During the appeal of the temporary benefits, the worker filed for permanent and total incapacity benefits to begin when the period for temporary benefits ended. The same administrative judge heard and awarded the permanent and total benefits to begin on May 13, 2012 and end on December 13, 2013. Both parties appealed. The judge heard the testimony of three lay witnesses but did not hear the medical deposition of the independent medical examiner (IME). The judge left the department, and the case was reassigned to a different judge. The parties agreed the judge could use the transcript of the last hearing in making her decision, but the injured person would testify again so that the judge could assess her credibility.

The IME re-examined the injured employee prior to the worker’s testimony before either judge and issued a report.
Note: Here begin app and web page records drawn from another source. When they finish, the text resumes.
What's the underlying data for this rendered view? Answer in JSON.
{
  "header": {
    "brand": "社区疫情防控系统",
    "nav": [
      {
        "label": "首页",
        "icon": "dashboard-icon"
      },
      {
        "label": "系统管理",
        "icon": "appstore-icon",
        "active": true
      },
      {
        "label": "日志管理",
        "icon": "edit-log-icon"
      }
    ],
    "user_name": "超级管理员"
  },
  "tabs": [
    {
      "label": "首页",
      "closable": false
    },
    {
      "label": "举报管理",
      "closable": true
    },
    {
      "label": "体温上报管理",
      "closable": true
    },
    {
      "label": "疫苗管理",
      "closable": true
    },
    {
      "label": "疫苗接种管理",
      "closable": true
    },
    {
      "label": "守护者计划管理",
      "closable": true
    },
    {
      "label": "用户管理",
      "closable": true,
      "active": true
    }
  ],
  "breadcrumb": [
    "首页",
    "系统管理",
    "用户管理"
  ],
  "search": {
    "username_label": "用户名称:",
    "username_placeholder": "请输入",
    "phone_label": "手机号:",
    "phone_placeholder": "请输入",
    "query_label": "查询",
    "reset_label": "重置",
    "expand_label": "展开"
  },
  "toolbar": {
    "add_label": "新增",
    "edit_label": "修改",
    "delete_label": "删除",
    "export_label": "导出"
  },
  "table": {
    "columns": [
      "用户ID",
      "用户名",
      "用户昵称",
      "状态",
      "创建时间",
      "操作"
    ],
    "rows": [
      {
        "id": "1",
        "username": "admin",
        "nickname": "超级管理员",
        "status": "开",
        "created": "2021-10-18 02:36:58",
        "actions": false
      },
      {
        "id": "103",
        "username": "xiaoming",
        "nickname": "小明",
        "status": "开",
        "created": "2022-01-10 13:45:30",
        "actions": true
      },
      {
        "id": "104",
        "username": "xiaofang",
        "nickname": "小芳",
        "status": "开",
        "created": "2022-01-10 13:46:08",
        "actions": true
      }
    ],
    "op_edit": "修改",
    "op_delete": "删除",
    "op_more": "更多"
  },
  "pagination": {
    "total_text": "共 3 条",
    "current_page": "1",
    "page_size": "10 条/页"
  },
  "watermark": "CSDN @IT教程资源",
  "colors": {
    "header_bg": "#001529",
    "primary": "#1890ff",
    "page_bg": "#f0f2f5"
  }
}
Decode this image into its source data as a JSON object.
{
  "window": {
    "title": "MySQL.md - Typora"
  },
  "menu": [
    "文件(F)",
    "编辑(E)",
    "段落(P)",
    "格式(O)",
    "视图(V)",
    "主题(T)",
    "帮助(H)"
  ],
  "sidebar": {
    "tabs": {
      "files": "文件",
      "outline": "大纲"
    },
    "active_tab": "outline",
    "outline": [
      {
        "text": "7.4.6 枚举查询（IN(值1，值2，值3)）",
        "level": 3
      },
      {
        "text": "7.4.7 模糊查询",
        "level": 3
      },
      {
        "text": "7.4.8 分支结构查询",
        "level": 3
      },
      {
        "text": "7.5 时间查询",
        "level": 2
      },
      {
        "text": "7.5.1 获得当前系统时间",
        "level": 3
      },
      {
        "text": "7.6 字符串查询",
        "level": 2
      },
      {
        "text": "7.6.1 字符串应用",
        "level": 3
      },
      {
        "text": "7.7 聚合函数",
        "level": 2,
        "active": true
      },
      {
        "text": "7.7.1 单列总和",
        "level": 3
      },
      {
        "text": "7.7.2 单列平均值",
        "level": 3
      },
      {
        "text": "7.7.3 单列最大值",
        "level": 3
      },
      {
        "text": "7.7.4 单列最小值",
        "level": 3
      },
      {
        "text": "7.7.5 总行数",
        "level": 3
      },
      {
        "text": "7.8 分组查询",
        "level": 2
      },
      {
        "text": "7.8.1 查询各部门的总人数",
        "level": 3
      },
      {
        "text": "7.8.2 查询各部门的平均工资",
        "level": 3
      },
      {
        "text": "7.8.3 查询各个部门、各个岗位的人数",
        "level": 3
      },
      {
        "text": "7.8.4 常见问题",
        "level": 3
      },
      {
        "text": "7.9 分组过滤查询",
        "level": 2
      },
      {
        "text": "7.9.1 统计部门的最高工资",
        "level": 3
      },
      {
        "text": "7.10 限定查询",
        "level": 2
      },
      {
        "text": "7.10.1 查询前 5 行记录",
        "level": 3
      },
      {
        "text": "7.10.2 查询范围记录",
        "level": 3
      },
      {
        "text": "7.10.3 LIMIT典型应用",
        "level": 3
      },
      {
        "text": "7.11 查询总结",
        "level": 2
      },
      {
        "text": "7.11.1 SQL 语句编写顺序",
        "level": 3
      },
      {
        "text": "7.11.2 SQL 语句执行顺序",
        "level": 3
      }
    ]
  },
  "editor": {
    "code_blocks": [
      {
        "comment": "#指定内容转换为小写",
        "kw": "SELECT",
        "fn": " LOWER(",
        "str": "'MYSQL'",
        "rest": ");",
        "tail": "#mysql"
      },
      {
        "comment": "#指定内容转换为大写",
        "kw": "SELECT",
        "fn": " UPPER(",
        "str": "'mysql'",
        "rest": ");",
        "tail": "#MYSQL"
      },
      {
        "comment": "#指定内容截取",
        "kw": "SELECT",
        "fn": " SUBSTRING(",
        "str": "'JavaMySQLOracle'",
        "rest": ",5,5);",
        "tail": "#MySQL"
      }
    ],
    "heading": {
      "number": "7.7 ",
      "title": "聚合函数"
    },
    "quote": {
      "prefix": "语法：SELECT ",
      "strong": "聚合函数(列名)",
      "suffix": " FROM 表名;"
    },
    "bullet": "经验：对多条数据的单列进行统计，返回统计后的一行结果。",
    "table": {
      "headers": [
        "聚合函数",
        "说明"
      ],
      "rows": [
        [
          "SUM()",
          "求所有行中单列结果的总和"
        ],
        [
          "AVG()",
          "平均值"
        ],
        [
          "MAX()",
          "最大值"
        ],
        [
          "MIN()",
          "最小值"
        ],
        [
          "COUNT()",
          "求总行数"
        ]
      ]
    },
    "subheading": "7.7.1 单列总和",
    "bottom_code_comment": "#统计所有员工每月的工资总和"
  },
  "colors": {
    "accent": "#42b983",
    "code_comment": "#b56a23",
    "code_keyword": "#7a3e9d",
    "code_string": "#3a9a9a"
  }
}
The first judge found the report was adequate, and the medical issues were simple enough to avoid opening the medical record. Medical evidence was permitted, however, to provide proof between the date the permanent benefits were claimed and the date of the IME’s report. The second judge made similar findings and also allowed evidence for the “gap medicals.”